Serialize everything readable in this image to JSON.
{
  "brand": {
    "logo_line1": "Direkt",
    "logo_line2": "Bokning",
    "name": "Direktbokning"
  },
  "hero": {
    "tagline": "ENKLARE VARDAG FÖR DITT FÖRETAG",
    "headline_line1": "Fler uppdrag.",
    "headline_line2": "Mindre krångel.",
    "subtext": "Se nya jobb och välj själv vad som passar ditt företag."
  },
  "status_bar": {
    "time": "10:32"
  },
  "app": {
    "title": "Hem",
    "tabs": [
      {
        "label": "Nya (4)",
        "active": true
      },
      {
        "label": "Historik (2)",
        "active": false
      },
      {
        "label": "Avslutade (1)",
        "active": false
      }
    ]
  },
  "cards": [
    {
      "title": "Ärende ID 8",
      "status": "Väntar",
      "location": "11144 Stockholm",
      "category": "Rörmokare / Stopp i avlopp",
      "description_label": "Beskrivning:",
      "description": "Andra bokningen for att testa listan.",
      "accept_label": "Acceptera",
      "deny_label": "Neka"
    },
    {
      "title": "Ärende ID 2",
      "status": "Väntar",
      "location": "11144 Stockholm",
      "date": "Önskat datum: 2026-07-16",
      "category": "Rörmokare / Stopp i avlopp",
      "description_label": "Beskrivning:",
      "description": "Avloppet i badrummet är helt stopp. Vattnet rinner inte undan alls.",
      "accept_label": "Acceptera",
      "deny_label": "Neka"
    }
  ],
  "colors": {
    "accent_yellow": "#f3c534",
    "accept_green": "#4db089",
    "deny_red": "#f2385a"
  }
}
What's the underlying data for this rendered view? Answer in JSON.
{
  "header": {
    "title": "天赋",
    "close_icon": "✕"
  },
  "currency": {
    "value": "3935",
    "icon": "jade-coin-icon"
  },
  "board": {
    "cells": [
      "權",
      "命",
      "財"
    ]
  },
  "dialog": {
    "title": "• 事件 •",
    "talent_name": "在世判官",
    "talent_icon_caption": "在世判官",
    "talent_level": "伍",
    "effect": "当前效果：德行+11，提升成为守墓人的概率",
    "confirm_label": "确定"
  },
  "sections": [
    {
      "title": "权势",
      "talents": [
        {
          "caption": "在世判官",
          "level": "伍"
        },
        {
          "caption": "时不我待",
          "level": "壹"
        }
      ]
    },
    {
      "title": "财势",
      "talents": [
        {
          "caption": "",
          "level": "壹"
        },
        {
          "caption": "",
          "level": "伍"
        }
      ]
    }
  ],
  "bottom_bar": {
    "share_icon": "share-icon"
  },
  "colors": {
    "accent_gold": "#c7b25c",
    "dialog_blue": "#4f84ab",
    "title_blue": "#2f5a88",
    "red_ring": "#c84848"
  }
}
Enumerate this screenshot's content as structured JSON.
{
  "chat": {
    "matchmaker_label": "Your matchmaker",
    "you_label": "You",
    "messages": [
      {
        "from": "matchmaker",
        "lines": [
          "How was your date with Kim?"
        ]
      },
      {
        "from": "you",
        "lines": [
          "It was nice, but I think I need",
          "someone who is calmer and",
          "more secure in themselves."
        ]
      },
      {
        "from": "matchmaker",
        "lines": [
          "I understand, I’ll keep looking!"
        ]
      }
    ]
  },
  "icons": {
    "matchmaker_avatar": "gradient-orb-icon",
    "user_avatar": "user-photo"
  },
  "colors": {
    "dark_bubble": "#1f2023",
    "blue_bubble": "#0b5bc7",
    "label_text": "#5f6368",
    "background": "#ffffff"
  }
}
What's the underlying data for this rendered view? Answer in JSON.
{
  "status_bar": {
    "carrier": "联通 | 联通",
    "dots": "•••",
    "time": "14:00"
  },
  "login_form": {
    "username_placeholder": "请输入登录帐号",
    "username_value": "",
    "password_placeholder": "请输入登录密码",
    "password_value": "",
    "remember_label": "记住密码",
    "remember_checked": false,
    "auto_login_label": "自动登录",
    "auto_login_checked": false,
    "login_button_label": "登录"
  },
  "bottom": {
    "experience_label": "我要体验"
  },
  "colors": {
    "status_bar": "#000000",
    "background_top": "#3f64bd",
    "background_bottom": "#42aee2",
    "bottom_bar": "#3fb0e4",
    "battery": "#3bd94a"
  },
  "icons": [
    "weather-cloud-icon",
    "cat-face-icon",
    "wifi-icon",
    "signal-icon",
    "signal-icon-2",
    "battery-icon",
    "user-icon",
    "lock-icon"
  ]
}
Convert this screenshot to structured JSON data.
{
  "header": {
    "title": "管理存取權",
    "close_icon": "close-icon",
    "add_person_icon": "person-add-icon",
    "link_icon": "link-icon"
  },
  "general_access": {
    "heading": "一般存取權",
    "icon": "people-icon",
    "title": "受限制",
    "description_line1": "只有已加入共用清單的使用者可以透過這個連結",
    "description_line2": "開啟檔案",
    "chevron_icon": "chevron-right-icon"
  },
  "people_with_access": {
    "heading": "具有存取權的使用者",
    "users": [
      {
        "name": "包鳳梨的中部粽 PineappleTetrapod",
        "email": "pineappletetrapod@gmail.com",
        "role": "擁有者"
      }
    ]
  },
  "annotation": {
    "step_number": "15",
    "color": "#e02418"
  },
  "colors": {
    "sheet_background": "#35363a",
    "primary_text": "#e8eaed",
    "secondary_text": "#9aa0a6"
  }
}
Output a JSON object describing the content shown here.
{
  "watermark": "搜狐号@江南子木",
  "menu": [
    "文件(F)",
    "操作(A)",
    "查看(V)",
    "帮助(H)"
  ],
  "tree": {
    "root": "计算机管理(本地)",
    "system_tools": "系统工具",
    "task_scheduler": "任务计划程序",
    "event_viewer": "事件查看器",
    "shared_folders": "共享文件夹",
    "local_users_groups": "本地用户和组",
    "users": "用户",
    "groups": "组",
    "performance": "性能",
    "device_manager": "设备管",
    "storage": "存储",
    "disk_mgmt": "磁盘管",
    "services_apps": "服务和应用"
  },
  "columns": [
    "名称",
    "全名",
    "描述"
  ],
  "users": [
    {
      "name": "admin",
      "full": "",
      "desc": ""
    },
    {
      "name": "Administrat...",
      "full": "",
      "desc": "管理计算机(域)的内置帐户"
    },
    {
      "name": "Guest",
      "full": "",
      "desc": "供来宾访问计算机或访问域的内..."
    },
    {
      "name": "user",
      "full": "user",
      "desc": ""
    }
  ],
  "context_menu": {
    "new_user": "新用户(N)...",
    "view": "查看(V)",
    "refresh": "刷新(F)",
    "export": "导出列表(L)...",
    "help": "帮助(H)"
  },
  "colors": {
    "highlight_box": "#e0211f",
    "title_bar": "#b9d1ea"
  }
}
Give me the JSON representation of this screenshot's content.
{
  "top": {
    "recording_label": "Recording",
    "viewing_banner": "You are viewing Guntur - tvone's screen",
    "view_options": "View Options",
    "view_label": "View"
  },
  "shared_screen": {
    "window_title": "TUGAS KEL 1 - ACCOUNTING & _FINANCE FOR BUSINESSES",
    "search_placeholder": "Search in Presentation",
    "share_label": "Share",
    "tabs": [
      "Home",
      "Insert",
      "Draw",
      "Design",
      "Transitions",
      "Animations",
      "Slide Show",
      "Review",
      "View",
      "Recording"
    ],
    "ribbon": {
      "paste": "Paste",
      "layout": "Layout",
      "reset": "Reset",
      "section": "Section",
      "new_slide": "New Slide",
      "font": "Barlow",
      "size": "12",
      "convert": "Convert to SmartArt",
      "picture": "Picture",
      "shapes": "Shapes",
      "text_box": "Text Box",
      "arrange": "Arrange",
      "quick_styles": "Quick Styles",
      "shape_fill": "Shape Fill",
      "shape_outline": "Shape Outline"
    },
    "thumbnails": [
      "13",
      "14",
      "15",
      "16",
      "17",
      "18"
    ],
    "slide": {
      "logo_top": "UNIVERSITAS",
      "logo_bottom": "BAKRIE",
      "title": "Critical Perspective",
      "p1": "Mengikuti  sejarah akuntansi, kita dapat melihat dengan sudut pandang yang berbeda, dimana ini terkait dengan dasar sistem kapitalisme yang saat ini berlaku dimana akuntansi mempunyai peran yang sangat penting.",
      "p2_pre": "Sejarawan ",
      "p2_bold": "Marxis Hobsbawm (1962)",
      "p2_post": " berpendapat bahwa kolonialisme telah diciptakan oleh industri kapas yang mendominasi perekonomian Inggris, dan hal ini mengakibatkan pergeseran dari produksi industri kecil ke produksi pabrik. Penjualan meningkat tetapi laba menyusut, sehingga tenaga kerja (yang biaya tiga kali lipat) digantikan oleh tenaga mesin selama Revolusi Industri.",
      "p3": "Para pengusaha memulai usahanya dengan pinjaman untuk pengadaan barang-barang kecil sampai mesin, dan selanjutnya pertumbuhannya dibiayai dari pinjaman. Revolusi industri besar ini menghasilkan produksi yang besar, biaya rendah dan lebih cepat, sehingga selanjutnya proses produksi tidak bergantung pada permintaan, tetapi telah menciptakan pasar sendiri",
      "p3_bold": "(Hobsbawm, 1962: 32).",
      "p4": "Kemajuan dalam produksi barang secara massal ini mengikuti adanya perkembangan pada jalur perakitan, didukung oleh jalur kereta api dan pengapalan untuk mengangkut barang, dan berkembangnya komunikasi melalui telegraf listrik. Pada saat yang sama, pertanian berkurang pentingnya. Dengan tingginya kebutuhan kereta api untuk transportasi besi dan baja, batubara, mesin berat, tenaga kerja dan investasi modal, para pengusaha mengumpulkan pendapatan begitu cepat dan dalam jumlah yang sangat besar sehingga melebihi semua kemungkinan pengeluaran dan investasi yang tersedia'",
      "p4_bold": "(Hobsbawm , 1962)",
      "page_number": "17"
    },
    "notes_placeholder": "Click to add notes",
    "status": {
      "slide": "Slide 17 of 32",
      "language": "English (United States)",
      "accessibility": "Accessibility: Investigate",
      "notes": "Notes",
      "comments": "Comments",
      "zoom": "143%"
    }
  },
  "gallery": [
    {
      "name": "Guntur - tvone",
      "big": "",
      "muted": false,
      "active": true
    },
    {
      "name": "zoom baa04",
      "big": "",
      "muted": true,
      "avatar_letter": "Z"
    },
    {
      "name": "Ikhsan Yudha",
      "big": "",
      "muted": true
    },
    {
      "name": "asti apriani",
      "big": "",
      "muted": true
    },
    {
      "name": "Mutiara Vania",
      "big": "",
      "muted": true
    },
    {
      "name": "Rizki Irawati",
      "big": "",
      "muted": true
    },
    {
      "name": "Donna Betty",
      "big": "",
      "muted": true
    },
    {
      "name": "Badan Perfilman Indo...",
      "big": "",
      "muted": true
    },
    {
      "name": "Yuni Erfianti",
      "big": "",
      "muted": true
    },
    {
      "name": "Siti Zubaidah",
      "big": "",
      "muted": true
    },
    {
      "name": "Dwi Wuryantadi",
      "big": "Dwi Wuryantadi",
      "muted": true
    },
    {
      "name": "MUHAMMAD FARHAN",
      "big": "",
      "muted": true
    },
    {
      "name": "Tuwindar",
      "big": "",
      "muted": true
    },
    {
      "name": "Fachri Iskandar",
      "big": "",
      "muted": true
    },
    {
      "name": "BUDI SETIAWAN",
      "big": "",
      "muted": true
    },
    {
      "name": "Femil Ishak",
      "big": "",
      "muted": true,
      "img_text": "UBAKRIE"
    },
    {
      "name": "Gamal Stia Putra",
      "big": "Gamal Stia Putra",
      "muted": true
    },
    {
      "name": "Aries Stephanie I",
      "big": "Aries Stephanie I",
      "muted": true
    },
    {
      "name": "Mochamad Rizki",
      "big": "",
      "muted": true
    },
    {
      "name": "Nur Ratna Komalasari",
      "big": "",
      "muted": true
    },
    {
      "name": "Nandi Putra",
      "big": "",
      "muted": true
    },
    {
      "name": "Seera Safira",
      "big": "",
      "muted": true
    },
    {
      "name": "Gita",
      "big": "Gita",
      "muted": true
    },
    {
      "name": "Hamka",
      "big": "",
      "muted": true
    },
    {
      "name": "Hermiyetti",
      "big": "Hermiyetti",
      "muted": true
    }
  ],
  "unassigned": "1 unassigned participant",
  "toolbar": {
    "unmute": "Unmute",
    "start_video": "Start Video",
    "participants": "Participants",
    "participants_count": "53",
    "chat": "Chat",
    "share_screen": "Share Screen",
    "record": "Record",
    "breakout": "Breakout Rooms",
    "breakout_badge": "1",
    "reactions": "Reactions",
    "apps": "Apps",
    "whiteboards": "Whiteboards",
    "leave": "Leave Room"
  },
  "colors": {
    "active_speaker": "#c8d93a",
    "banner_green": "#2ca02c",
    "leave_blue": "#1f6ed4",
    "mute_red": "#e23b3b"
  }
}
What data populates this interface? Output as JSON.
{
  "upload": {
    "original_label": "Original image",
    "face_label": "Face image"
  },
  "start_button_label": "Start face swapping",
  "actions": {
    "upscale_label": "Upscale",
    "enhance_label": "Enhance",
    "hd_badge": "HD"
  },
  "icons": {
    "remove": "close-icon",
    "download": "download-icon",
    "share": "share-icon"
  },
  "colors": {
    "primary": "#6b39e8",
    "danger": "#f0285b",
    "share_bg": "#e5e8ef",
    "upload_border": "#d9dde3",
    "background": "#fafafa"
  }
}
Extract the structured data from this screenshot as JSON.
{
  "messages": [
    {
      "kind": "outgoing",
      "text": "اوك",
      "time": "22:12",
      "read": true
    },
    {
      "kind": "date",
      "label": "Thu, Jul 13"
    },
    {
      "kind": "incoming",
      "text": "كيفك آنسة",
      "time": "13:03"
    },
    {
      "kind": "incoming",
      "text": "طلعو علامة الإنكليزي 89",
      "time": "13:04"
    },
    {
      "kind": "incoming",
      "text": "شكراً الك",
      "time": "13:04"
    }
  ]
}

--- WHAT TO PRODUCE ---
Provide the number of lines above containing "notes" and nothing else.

--- RESPONSE AREA ---
2